Marsh Award for Conservation in Genetic Bio-Diversity
This Award, run in association with the Rare Breeds Survival Trust, recognises individuals or a group that have made significant technical, scientific and practical contributions to the field of genetic bio-diversity. The Award has been running since 1996.
The understanding of genetic bio-diversity is of great importance in helping the conservation of rare breeds as well as encouraging breed variation. The Award recognises those who have shown a commitment to their research in this field, and who have gone to great lengths to apply their knowledge, and work with other individuals and organisations, in order to achieve these aims.
Pictured: Hackney Horses
The 2012 winner is Profesor John Woolliams
Professor John Woolliams is a quantitative geneticist employed by the Roslin Institute, University of Edinburgh, and his work covers both theoretical and applied aspects of genetics in managed populations. He is recognised as a world authority on the genetic management of breeds of farm livestock with small populations, and the ‘unified theory of genetic gain and variance’ he and his co-workers developed has applications to genetic conservation not just for rare breeds, but more widely, such as in the genetic management of numerically abundant but inbred populations.
Prof. Woolliams’ genetics research extends across many livestock species, including sheep, pigs, cattle and salmon, but always combines elements of genomics and genetics.
His work in general has significantly furthered our understanding of DNA and genetics, and particularly the mechanisms and implications of how linked genes are passed on in livestock populations, which is very important for conservation. His work has also contributed to the advance of DNA technologies (‘Dolly the sheep’, cloning etc.)
Prof. Woolliams has worked closely with many industry partners including breeding companies, breed societies and RBST. He has helped to advise breed societies on the risks of introducing undesirable characteristics, including genetic diseases, or of losing genetic variation. He has freely and readily offered advice to RBST when asked, and is one of the Trust’s ‘turn-to’ experts whenever advice on genetic matters is required.

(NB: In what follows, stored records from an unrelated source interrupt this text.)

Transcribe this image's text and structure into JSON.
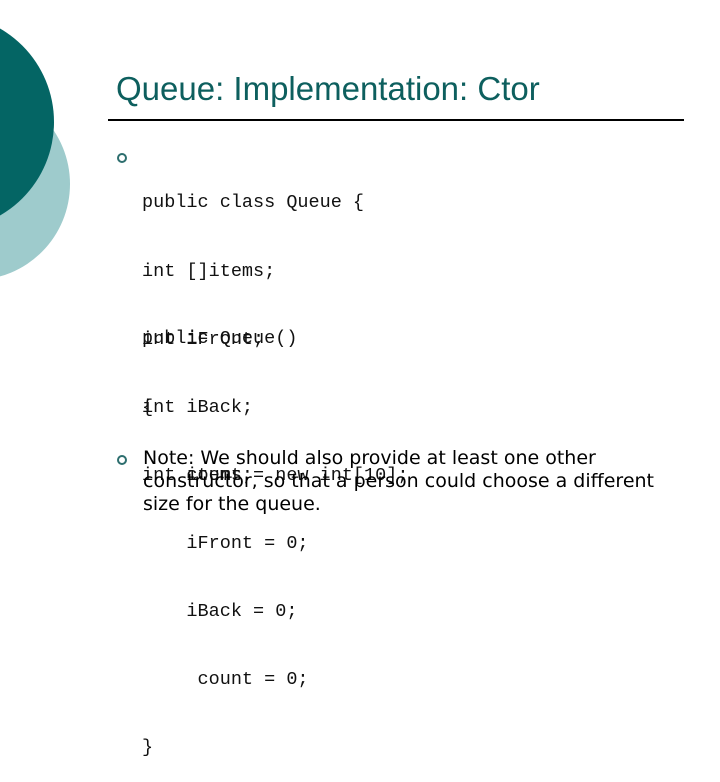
{
  "slide": {
    "title": "Queue: Implementation: Ctor",
    "colors": {
      "accent_dark": "#046564",
      "accent_light": "#9ecbcc",
      "title": "#0d5f5e"
    },
    "code_block_1": [
      "public class Queue {",
      "int []items;",
      "int iFront;",
      "int iBack;",
      "int count;"
    ],
    "code_block_2": [
      "public Queue()",
      "{",
      "    items = new int[10];",
      "    iFront = 0;",
      "    iBack = 0;",
      "     count = 0;",
      "}"
    ],
    "note": "Note: We should also provide at least one other constructor, so that a person could choose a different size for the queue."
  }
}
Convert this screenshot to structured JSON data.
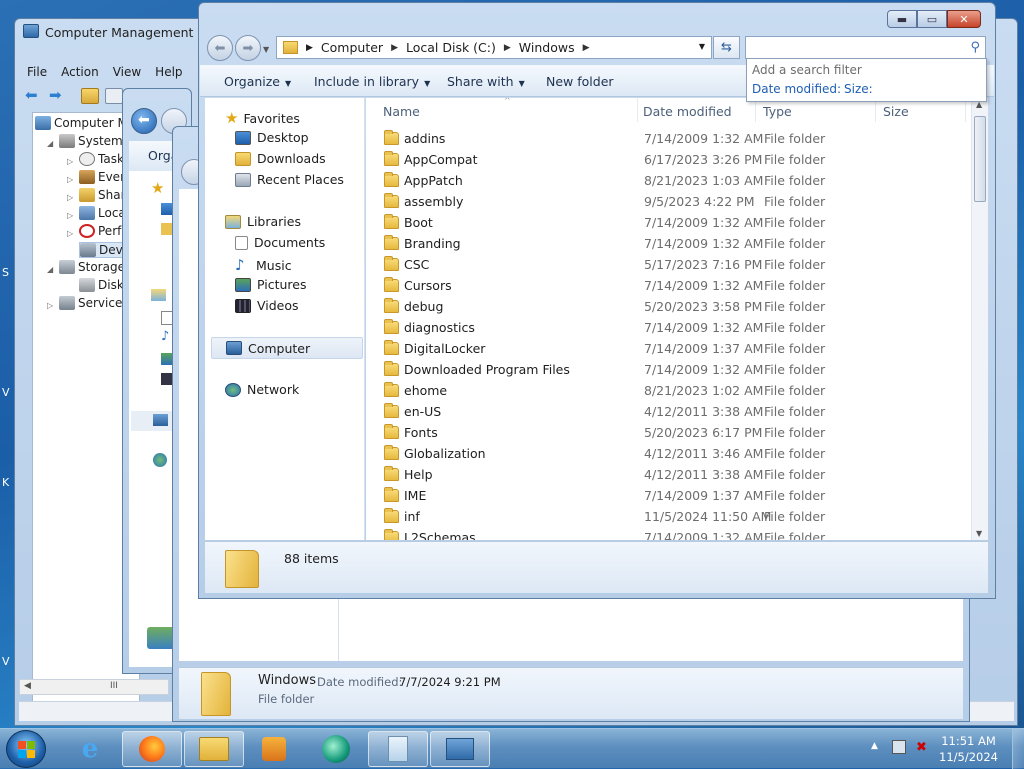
{
  "desktop": {
    "edge_chars": [
      "S",
      "V",
      "K",
      "V"
    ]
  },
  "computer_management": {
    "title": "Computer Management",
    "menu": [
      "File",
      "Action",
      "View",
      "Help"
    ],
    "tree": [
      {
        "label": "Computer Ma",
        "icon": "computer-icon"
      },
      {
        "label": "System To",
        "icon": "tools-icon"
      },
      {
        "label": "Task Sc",
        "icon": "clock-icon"
      },
      {
        "label": "Event V",
        "icon": "event-viewer-icon"
      },
      {
        "label": "Shared",
        "icon": "shared-folder-icon"
      },
      {
        "label": "Local U",
        "icon": "users-icon"
      },
      {
        "label": "Perforr",
        "icon": "performance-icon"
      },
      {
        "label": "Device",
        "icon": "device-manager-icon"
      },
      {
        "label": "Storage",
        "icon": "storage-icon"
      },
      {
        "label": "Disk M",
        "icon": "disk-icon"
      },
      {
        "label": "Services ar",
        "icon": "services-icon"
      }
    ],
    "scroll_grip": "III"
  },
  "explorer_back": {
    "org_label": "Orga"
  },
  "explorer_middle": {
    "details_name": "Windows",
    "details_modified_label": "Date modified:",
    "details_modified_value": "7/7/2024 9:21 PM",
    "details_type": "File folder"
  },
  "explorer": {
    "window_buttons": {
      "minimize": "▬",
      "maximize": "▭",
      "close": "✕"
    },
    "breadcrumb": [
      "Computer",
      "Local Disk (C:)",
      "Windows"
    ],
    "search_placeholder": "",
    "commands": {
      "organize": "Organize",
      "include": "Include in library",
      "share": "Share with",
      "new_folder": "New folder"
    },
    "filter": {
      "prompt": "Add a search filter",
      "date": "Date modified:",
      "size": "Size:"
    },
    "nav": {
      "favorites": "Favorites",
      "desktop": "Desktop",
      "downloads": "Downloads",
      "recent": "Recent Places",
      "libraries": "Libraries",
      "documents": "Documents",
      "music": "Music",
      "pictures": "Pictures",
      "videos": "Videos",
      "computer": "Computer",
      "network": "Network"
    },
    "columns": {
      "name": "Name",
      "date": "Date modified",
      "type": "Type",
      "size": "Size"
    },
    "files": [
      {
        "name": "addins",
        "date": "7/14/2009 1:32 AM",
        "type": "File folder"
      },
      {
        "name": "AppCompat",
        "date": "6/17/2023 3:26 PM",
        "type": "File folder"
      },
      {
        "name": "AppPatch",
        "date": "8/21/2023 1:03 AM",
        "type": "File folder"
      },
      {
        "name": "assembly",
        "date": "9/5/2023 4:22 PM",
        "type": "File folder"
      },
      {
        "name": "Boot",
        "date": "7/14/2009 1:32 AM",
        "type": "File folder"
      },
      {
        "name": "Branding",
        "date": "7/14/2009 1:32 AM",
        "type": "File folder"
      },
      {
        "name": "CSC",
        "date": "5/17/2023 7:16 PM",
        "type": "File folder"
      },
      {
        "name": "Cursors",
        "date": "7/14/2009 1:32 AM",
        "type": "File folder"
      },
      {
        "name": "debug",
        "date": "5/20/2023 3:58 PM",
        "type": "File folder"
      },
      {
        "name": "diagnostics",
        "date": "7/14/2009 1:32 AM",
        "type": "File folder"
      },
      {
        "name": "DigitalLocker",
        "date": "7/14/2009 1:37 AM",
        "type": "File folder"
      },
      {
        "name": "Downloaded Program Files",
        "date": "7/14/2009 1:32 AM",
        "type": "File folder"
      },
      {
        "name": "ehome",
        "date": "8/21/2023 1:02 AM",
        "type": "File folder"
      },
      {
        "name": "en-US",
        "date": "4/12/2011 3:38 AM",
        "type": "File folder"
      },
      {
        "name": "Fonts",
        "date": "5/20/2023 6:17 PM",
        "type": "File folder"
      },
      {
        "name": "Globalization",
        "date": "4/12/2011 3:46 AM",
        "type": "File folder"
      },
      {
        "name": "Help",
        "date": "4/12/2011 3:38 AM",
        "type": "File folder"
      },
      {
        "name": "IME",
        "date": "7/14/2009 1:37 AM",
        "type": "File folder"
      },
      {
        "name": "inf",
        "date": "11/5/2024 11:50 AM",
        "type": "File folder"
      },
      {
        "name": "L2Schemas",
        "date": "7/14/2009 1:32 AM",
        "type": "File folder"
      }
    ],
    "status": "88 items"
  },
  "taskbar": {
    "items": [
      "start-orb",
      "internet-explorer",
      "firefox",
      "windows-explorer",
      "media-player",
      "app-green",
      "app-notepad",
      "computer-management"
    ],
    "time": "11:51 AM",
    "date": "11/5/2024"
  }
}
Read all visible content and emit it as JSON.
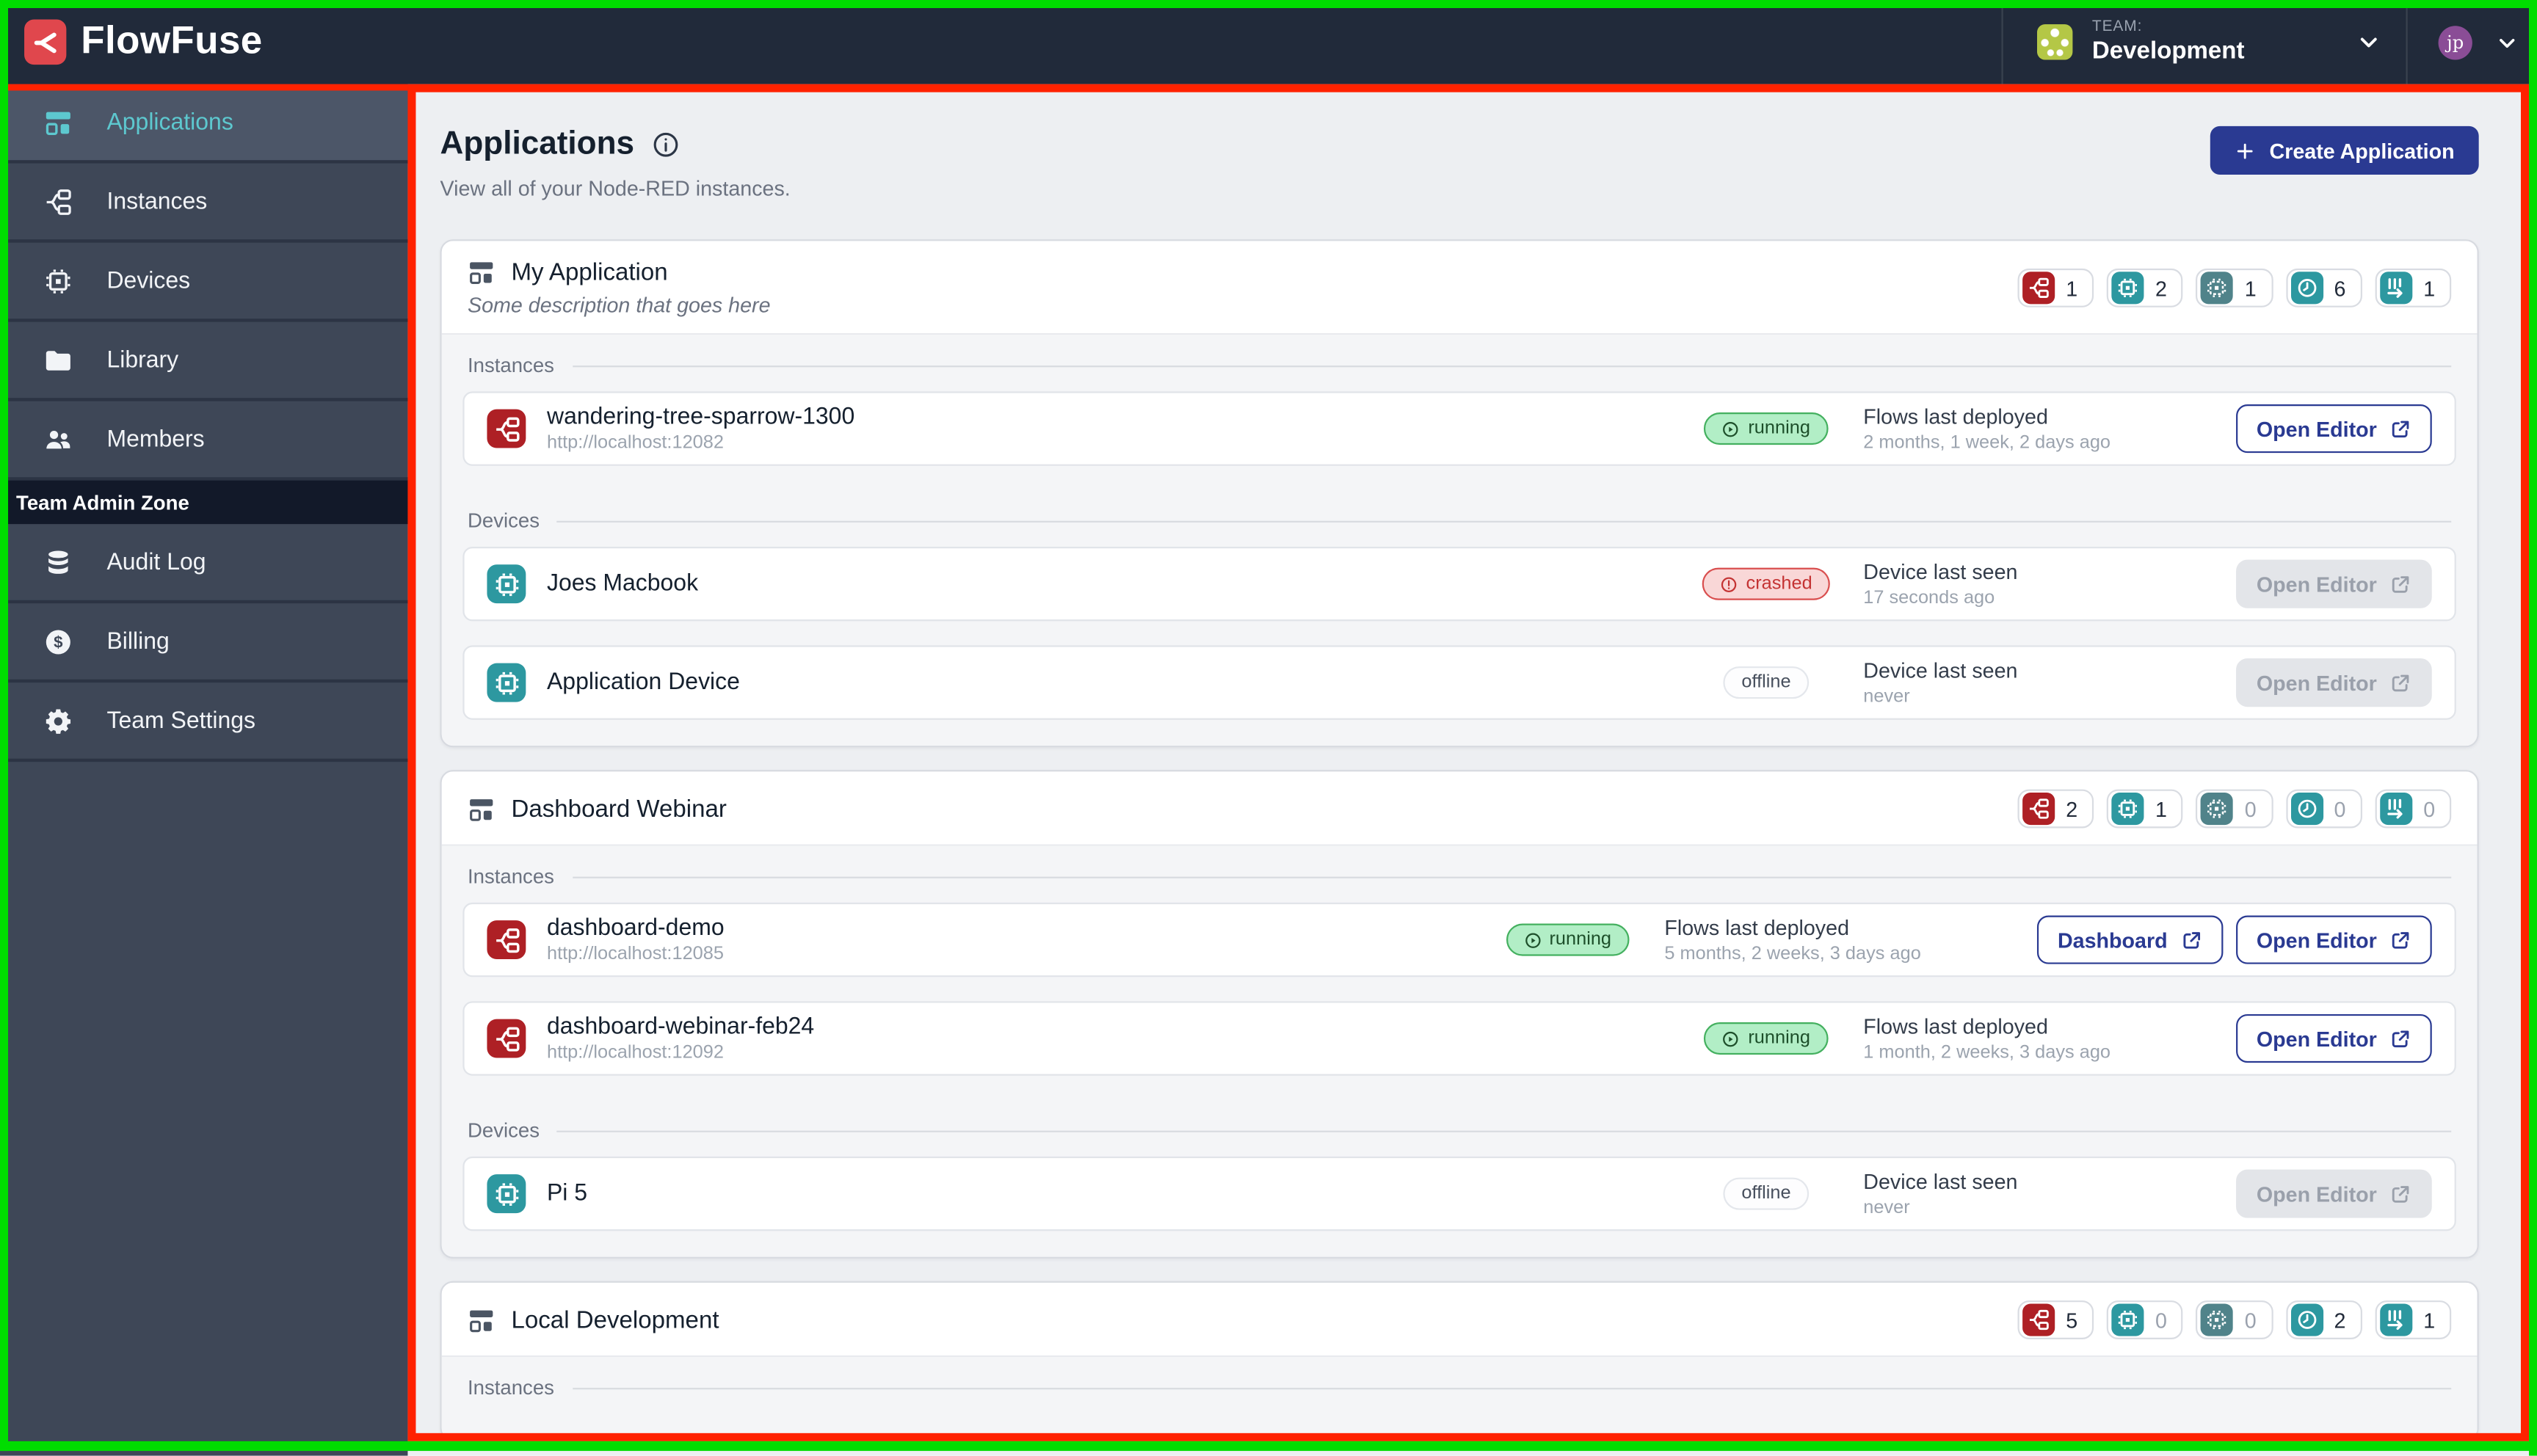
{
  "annotations": {
    "frame_color": "#00dd00",
    "highlight_color": "#ff2200"
  },
  "navbar": {
    "logo_text": "FlowFuse",
    "team_label": "TEAM:",
    "team_name": "Development",
    "user_initials": "jp"
  },
  "sidebar": {
    "items": [
      {
        "label": "Applications",
        "icon": "applications-icon",
        "active": true
      },
      {
        "label": "Instances",
        "icon": "instances-icon",
        "active": false
      },
      {
        "label": "Devices",
        "icon": "devices-icon",
        "active": false
      },
      {
        "label": "Library",
        "icon": "library-icon",
        "active": false
      },
      {
        "label": "Members",
        "icon": "members-icon",
        "active": false
      }
    ],
    "admin_section_label": "Team Admin Zone",
    "admin_items": [
      {
        "label": "Audit Log",
        "icon": "audit-log-icon"
      },
      {
        "label": "Billing",
        "icon": "billing-icon"
      },
      {
        "label": "Team Settings",
        "icon": "settings-icon"
      }
    ]
  },
  "page": {
    "title": "Applications",
    "subtitle": "View all of your Node-RED instances.",
    "create_button_label": "Create Application"
  },
  "badge_defs": [
    {
      "name": "instances-count",
      "icon": "node-red-icon",
      "color": "#ae2025"
    },
    {
      "name": "devices-count",
      "icon": "device-icon",
      "color": "#2d98a0"
    },
    {
      "name": "device-groups-count",
      "icon": "device-group-icon",
      "color": "#50838a"
    },
    {
      "name": "snapshots-count",
      "icon": "snapshots-icon",
      "color": "#2d98a0"
    },
    {
      "name": "pipelines-count",
      "icon": "pipelines-icon",
      "color": "#2d98a0"
    }
  ],
  "status_colors": {
    "running": {
      "bg": "#b2eec6",
      "border": "#44b05f",
      "text": "#1d4f2a"
    },
    "crashed": {
      "bg": "#f9d7d7",
      "border": "#d94f4f",
      "text": "#c43333"
    },
    "offline": {
      "bg": "#fdfdfe",
      "border": "#e4e7ec",
      "text": "#474f5d"
    }
  },
  "applications": [
    {
      "name": "My Application",
      "description": "Some description that goes here",
      "counts": [
        "1",
        "2",
        "1",
        "6",
        "1"
      ],
      "sections": [
        {
          "label": "Instances",
          "rows": [
            {
              "type": "instance",
              "icon": "node-red-icon",
              "icon_color": "#ae2025",
              "name": "wandering-tree-sparrow-1300",
              "url": "http://localhost:12082",
              "status": "running",
              "meta_title": "Flows last deployed",
              "meta_value": "2 months, 1 week, 2 days ago",
              "buttons": [
                {
                  "label": "Open Editor",
                  "disabled": false
                }
              ]
            }
          ]
        },
        {
          "label": "Devices",
          "rows": [
            {
              "type": "device",
              "icon": "device-icon",
              "icon_color": "#2d98a0",
              "name": "Joes Macbook",
              "status": "crashed",
              "meta_title": "Device last seen",
              "meta_value": "17 seconds ago",
              "buttons": [
                {
                  "label": "Open Editor",
                  "disabled": true
                }
              ]
            },
            {
              "type": "device",
              "icon": "device-icon",
              "icon_color": "#2d98a0",
              "name": "Application Device",
              "status": "offline",
              "meta_title": "Device last seen",
              "meta_value": "never",
              "buttons": [
                {
                  "label": "Open Editor",
                  "disabled": true
                }
              ]
            }
          ]
        }
      ]
    },
    {
      "name": "Dashboard Webinar",
      "description": "",
      "counts": [
        "2",
        "1",
        "0",
        "0",
        "0"
      ],
      "sections": [
        {
          "label": "Instances",
          "rows": [
            {
              "type": "instance",
              "icon": "node-red-icon",
              "icon_color": "#ae2025",
              "name": "dashboard-demo",
              "url": "http://localhost:12085",
              "status": "running",
              "meta_title": "Flows last deployed",
              "meta_value": "5 months, 2 weeks, 3 days ago",
              "buttons": [
                {
                  "label": "Dashboard",
                  "disabled": false
                },
                {
                  "label": "Open Editor",
                  "disabled": false
                }
              ]
            },
            {
              "type": "instance",
              "icon": "node-red-icon",
              "icon_color": "#ae2025",
              "name": "dashboard-webinar-feb24",
              "url": "http://localhost:12092",
              "status": "running",
              "meta_title": "Flows last deployed",
              "meta_value": "1 month, 2 weeks, 3 days ago",
              "buttons": [
                {
                  "label": "Open Editor",
                  "disabled": false
                }
              ]
            }
          ]
        },
        {
          "label": "Devices",
          "rows": [
            {
              "type": "device",
              "icon": "device-icon",
              "icon_color": "#2d98a0",
              "name": "Pi 5",
              "status": "offline",
              "meta_title": "Device last seen",
              "meta_value": "never",
              "buttons": [
                {
                  "label": "Open Editor",
                  "disabled": true
                }
              ]
            }
          ]
        }
      ]
    },
    {
      "name": "Local Development",
      "description": "",
      "counts": [
        "5",
        "0",
        "0",
        "2",
        "1"
      ],
      "sections": [
        {
          "label": "Instances",
          "rows": []
        }
      ]
    }
  ]
}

Pictured above: Rare breed Portland Sheep, photograph attributed to Paul Thornton
The Rare Breeds Survival Trust